[Collected data entries]
____
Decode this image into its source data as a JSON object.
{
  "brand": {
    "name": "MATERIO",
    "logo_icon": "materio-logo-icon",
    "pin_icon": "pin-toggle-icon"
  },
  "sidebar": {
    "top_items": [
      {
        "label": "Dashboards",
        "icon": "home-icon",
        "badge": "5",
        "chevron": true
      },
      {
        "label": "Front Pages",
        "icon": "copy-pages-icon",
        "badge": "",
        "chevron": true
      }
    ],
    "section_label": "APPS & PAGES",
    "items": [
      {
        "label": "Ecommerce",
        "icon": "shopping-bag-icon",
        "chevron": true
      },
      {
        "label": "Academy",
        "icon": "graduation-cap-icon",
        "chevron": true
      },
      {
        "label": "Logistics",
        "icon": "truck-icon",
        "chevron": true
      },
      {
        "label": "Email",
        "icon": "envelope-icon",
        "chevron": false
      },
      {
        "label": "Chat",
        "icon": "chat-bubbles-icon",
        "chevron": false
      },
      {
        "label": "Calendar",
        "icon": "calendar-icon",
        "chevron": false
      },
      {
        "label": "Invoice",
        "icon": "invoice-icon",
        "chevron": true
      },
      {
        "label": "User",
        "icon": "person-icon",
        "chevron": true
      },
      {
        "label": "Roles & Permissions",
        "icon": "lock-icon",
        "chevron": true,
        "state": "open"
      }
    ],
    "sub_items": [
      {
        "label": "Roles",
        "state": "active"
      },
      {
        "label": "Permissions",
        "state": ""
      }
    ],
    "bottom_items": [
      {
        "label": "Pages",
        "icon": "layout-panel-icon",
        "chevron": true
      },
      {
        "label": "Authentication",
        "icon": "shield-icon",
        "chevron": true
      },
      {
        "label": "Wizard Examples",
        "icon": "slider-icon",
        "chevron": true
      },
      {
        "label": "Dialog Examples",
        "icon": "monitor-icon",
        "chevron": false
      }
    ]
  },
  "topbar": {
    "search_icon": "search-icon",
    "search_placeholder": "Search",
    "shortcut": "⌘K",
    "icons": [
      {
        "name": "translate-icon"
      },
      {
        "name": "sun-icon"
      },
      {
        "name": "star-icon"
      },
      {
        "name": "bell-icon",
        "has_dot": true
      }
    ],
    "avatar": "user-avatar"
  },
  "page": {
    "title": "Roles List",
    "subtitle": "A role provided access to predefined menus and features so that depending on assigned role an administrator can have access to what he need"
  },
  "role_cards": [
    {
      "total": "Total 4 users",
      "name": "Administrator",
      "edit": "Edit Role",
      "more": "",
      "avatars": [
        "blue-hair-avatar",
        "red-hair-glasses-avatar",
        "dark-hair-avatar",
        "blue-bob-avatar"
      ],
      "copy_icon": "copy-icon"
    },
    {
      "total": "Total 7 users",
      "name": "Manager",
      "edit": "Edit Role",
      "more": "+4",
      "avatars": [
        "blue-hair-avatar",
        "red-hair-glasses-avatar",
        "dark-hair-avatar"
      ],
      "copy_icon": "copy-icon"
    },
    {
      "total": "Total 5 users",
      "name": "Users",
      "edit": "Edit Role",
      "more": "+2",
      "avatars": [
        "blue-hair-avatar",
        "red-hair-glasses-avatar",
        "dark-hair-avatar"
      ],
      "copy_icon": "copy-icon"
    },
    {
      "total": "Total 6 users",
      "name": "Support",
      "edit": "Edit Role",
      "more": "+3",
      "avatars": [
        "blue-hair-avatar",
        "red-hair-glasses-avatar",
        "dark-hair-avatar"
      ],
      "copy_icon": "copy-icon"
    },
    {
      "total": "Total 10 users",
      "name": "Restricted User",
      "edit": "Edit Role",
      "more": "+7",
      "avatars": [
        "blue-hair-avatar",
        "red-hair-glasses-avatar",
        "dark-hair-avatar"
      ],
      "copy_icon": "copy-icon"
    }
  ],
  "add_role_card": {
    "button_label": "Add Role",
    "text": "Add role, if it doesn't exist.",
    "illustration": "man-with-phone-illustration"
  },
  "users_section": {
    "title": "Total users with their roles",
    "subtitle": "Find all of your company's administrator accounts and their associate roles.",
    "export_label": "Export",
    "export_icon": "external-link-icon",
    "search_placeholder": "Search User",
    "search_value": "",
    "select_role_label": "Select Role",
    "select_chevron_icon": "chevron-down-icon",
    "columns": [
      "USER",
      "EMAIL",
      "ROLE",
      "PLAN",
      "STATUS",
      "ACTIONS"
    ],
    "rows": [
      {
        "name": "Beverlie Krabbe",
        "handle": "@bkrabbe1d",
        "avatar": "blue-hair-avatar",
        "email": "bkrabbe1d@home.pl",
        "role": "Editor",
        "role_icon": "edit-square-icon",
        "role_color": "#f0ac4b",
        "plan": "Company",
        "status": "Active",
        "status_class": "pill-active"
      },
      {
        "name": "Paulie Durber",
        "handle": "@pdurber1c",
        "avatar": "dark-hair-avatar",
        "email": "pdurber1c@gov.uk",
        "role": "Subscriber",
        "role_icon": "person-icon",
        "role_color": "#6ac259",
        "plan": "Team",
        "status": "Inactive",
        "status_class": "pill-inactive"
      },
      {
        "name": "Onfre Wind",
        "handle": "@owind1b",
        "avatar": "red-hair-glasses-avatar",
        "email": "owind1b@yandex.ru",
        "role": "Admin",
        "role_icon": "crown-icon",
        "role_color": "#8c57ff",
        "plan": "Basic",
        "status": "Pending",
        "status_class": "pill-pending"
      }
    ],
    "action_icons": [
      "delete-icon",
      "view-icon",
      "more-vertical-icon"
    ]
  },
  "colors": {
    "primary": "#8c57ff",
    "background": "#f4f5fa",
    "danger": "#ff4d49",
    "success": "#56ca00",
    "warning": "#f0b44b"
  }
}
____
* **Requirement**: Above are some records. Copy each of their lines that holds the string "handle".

* **Response**:
        "handle": "@bkrabbe1d",
        "handle": "@pdurber1c",
        "handle": "@owind1b",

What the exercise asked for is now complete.